A typical example of sending a message to Ankara may be found in the clash between Muamer Zukorlić and Rifat Fejzić, two rivals who are fighting over the provision of religious services to Muslims in the southern part of Sandžak, which coincides with the north of Montenegro. As the reisu-l-ulema of the Islamic Community of Montenegro, Fejzić accused Zukorlić, the informal leader of the Islamic Community in Serbia, of spreading Wahhabism, a school of Islam that deviates from the traditional “European Islam” practiced by Bosniaks and Turks. On the other hand, Zukorlić’s media marked Fejzić’s close associates as Gulenists, right at the moment when the confrontation with Fetullah Gulen’s legacy became a priority of Turkish foreign and regional policy.
With the same accusations of collaboration with the Gulenists, Zukorlić’s media targeted local political opponents, along with high-ranking members of another Serbian Islamic community, which is competing for power with Zukorlić’s community in the Serbian part of Sandžak. However, the warnings they pompously issued through their media did not work well, so the actors and organizations accused of Gulenism are still in excellent relations with Turks.
A similar approach was used by media close to Rasim Ljajić’s Sandžak Democratic Party, which labeled Zukorlić’s supporters’ criticism of Turkey on social media as a “betrayal”. The apparent aim of their media article was to prove their loyalty to Turkey and to warn the domestic public of their political opponent’s behavior.
Some members of Ljajić’s party with whom I had the opportunity to talk, but also some members of the Sulejman Ugljanin’s Party of Democratic Action of Sandžak, did not hesitate to accuse Zukorlić of spreading Wahhabism and cooperating with the Gulenists.
This example of Zukorlić’s double accusation, especially when it comes from the same person, appears to be problematic. The only point of contact between the two movements is the competition with Erdoğan’s foreign policy agenda for influence over believers, and it is unlikely that one man could simultaneously promote the interests of two such different religious-political movements. In this regard, such double-labeling of Zukorlić may primarily be understood as a comprehensive accusation of anti-Turkish activity, aimed to create a distorted image of him as an opponent of Turkey on all fronts.
The (mis)use of narratives aims to stigmatize a political opponent and tell the local public that electing that particular person or party would lead to a deterioration of relations with the Turks.
This approach also counts on the trust that Bosniak citizens of Sandžak have towards Turkey and the belief that Ankara would not go against their interests. If a local party conflicts with Turkey logically that it is not good enough for Sandžak either.

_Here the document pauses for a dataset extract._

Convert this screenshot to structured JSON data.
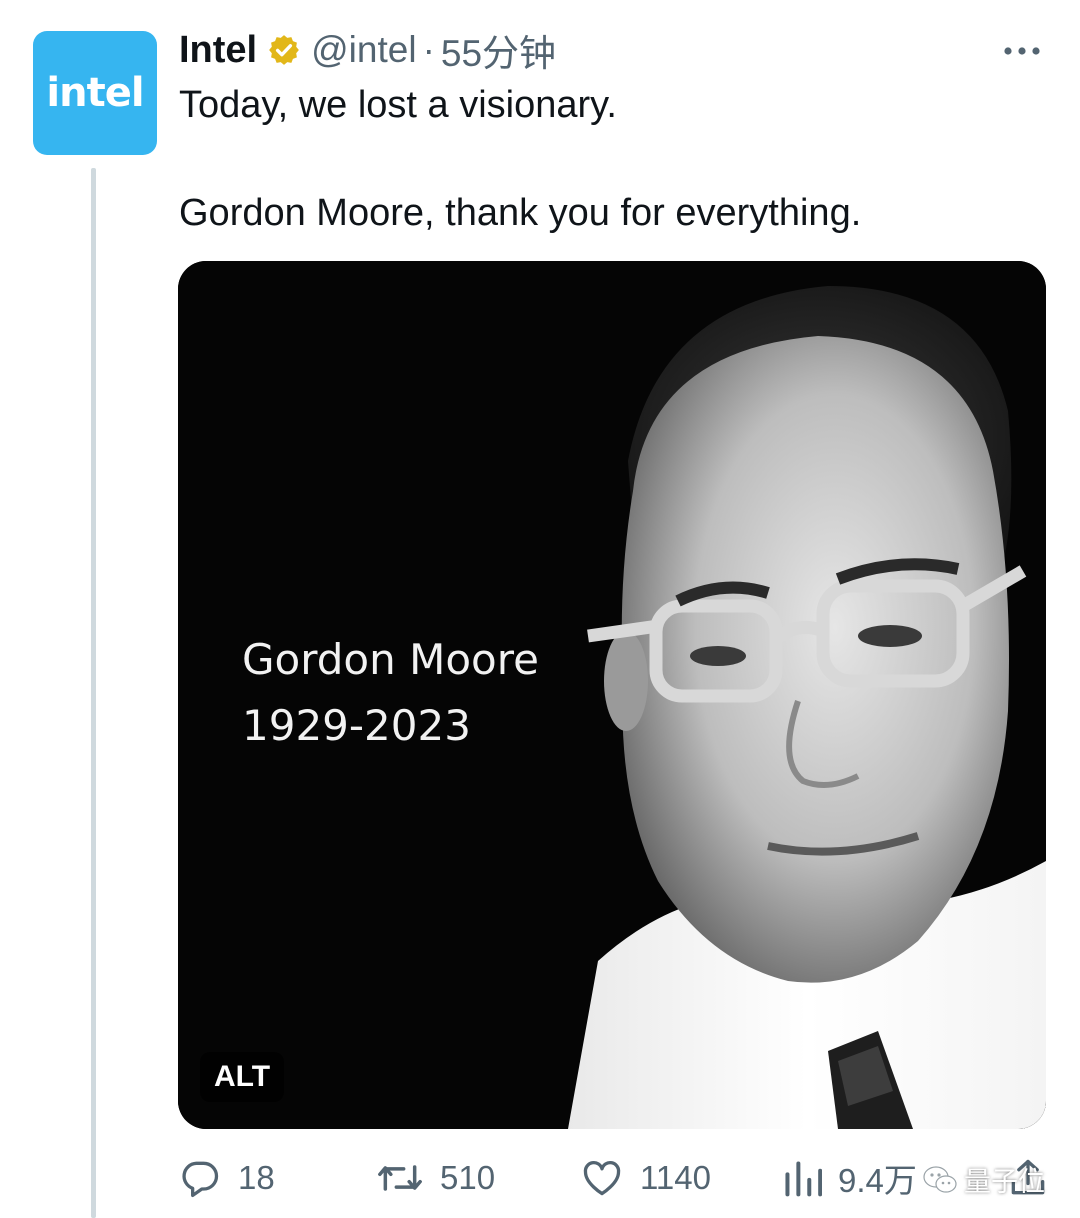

Also, stigmatization of the opponent is aimed at undermining his positions in Turkey. In Ankara, one would certainly look with suspicion on someone close to the Gulen movement, or a religious leader who is spreading opposing religious teachings in an area where Turkey for the past twenty years has been trying to establish religious structures under its control.
The examples testify that Turkey is not only an active participant in political events in Sandžak, but also a passive object and instrument in local political-interest competition. Like it or not, Turkey by its very presence indirectly influences the shaping of local political events.
This passive influence has its source in the positive image that Turkey enjoys among the Bosniaks of Sandžak. In a way, it is a testimony to that positive image, but also a sign of much greater room for influence, if Ankara decides to become more actively engaged in Sandžak politics.